Extracted entries:
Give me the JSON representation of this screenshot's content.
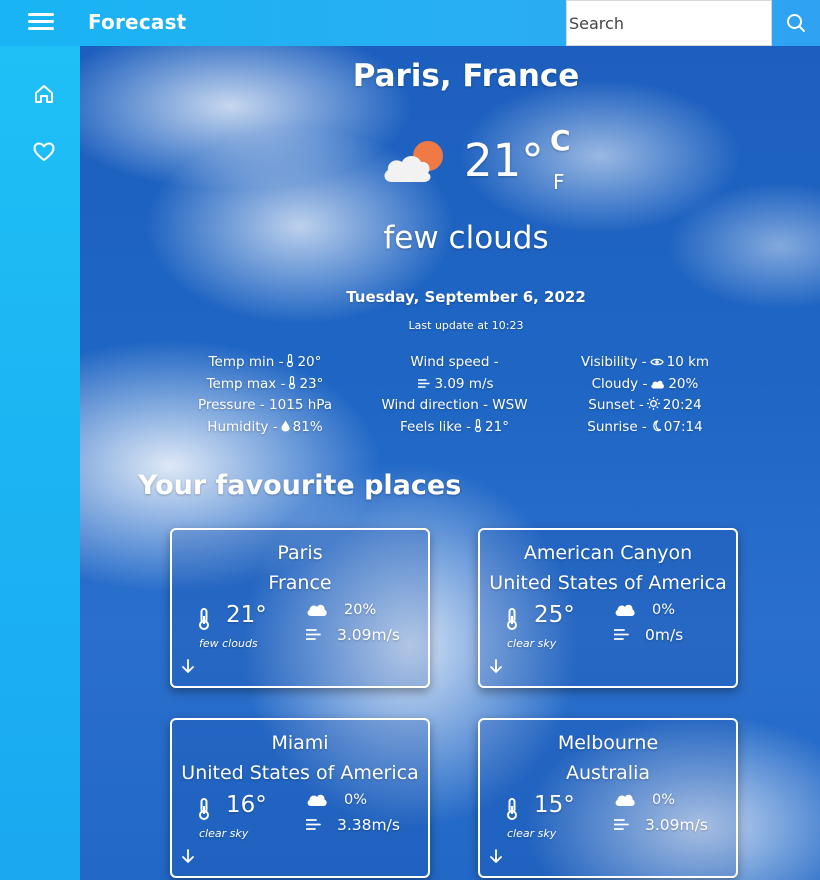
{
  "header": {
    "app_title": "Forecast",
    "search_placeholder": "Search",
    "icons": {
      "menu": "menu-icon",
      "search": "search-icon"
    }
  },
  "sidebar": {
    "items": [
      {
        "icon": "home-icon"
      },
      {
        "icon": "heart-icon"
      }
    ]
  },
  "current": {
    "city": "Paris, France",
    "temperature": "21°",
    "unit_c": "C",
    "unit_f": "F",
    "description": "few clouds",
    "date": "Tuesday, September 6, 2022",
    "last_update": "Last update at 10:23",
    "details": {
      "temp_min": {
        "label": "Temp min -",
        "value": "20°"
      },
      "temp_max": {
        "label": "Temp max -",
        "value": "23°"
      },
      "pressure": {
        "label": "Pressure -",
        "value": "1015 hPa"
      },
      "humidity": {
        "label": "Humidity -",
        "value": "81%"
      },
      "wind_speed": {
        "label": "Wind speed -",
        "value": "3.09 m/s"
      },
      "wind_direction": {
        "label": "Wind direction -",
        "value": "WSW"
      },
      "feels_like": {
        "label": "Feels like -",
        "value": "21°"
      },
      "visibility": {
        "label": "Visibility -",
        "value": "10 km"
      },
      "cloudy": {
        "label": "Cloudy -",
        "value": "20%"
      },
      "sunset": {
        "label": "Sunset -",
        "value": "20:24"
      },
      "sunrise": {
        "label": "Sunrise -",
        "value": "07:14"
      }
    }
  },
  "favourites": {
    "title": "Your favourite places",
    "cards": [
      {
        "city": "Paris",
        "country": "France",
        "temp": "21°",
        "desc": "few clouds",
        "cloud": "20%",
        "wind": "3.09m/s"
      },
      {
        "city": "American Canyon",
        "country": "United States of America",
        "temp": "25°",
        "desc": "clear sky",
        "cloud": "0%",
        "wind": "0m/s"
      },
      {
        "city": "Miami",
        "country": "United States of America",
        "temp": "16°",
        "desc": "clear sky",
        "cloud": "0%",
        "wind": "3.38m/s"
      },
      {
        "city": "Melbourne",
        "country": "Australia",
        "temp": "15°",
        "desc": "clear sky",
        "cloud": "0%",
        "wind": "3.09m/s"
      }
    ]
  },
  "colors": {
    "topbar": "#1fb2f3",
    "sidebar": "#1ab9f5",
    "sky": "#1f66c4",
    "sun": "#f07a45"
  }
}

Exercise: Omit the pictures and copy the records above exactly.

Final answer:
Give me the JSON representation of this screenshot's content.
{
  "header": {
    "app_title": "Forecast",
    "search_placeholder": "Search",
    "icons": {
      "menu": "menu-icon",
      "search": "search-icon"
    }
  },
  "sidebar": {
    "items": [
      {
        "icon": "home-icon"
      },
      {
        "icon": "heart-icon"
      }
    ]
  },
  "current": {
    "city": "Paris, France",
    "temperature": "21°",
    "unit_c": "C",
    "unit_f": "F",
    "description": "few clouds",
    "date": "Tuesday, September 6, 2022",
    "last_update": "Last update at 10:23",
    "details": {
      "temp_min": {
        "label": "Temp min -",
        "value": "20°"
      },
      "temp_max": {
        "label": "Temp max -",
        "value": "23°"
      },
      "pressure": {
        "label": "Pressure -",
        "value": "1015 hPa"
      },
      "humidity": {
        "label": "Humidity -",
        "value": "81%"
      },
      "wind_speed": {
        "label": "Wind speed -",
        "value": "3.09 m/s"
      },
      "wind_direction": {
        "label": "Wind direction -",
        "value": "WSW"
      },
      "feels_like": {
        "label": "Feels like -",
        "value": "21°"
      },
      "visibility": {
        "label": "Visibility -",
        "value": "10 km"
      },
      "cloudy": {
        "label": "Cloudy -",
        "value": "20%"
      },
      "sunset": {
        "label": "Sunset -",
        "value": "20:24"
      },
      "sunrise": {
        "label": "Sunrise -",
        "value": "07:14"
      }
    }
  },
  "favourites": {
    "title": "Your favourite places",
    "cards": [
      {
        "city": "Paris",
        "country": "France",
        "temp": "21°",
        "desc": "few clouds",
        "cloud": "20%",
        "wind": "3.09m/s"
      },
      {
        "city": "American Canyon",
        "country": "United States of America",
        "temp": "25°",
        "desc": "clear sky",
        "cloud": "0%",
        "wind": "0m/s"
      },
      {
        "city": "Miami",
        "country": "United States of America",
        "temp": "16°",
        "desc": "clear sky",
        "cloud": "0%",
        "wind": "3.38m/s"
      },
      {
        "city": "Melbourne",
        "country": "Australia",
        "temp": "15°",
        "desc": "clear sky",
        "cloud": "0%",
        "wind": "3.09m/s"
      }
    ]
  },
  "colors": {
    "topbar": "#1fb2f3",
    "sidebar": "#1ab9f5",
    "sky": "#1f66c4",
    "sun": "#f07a45"
  }
}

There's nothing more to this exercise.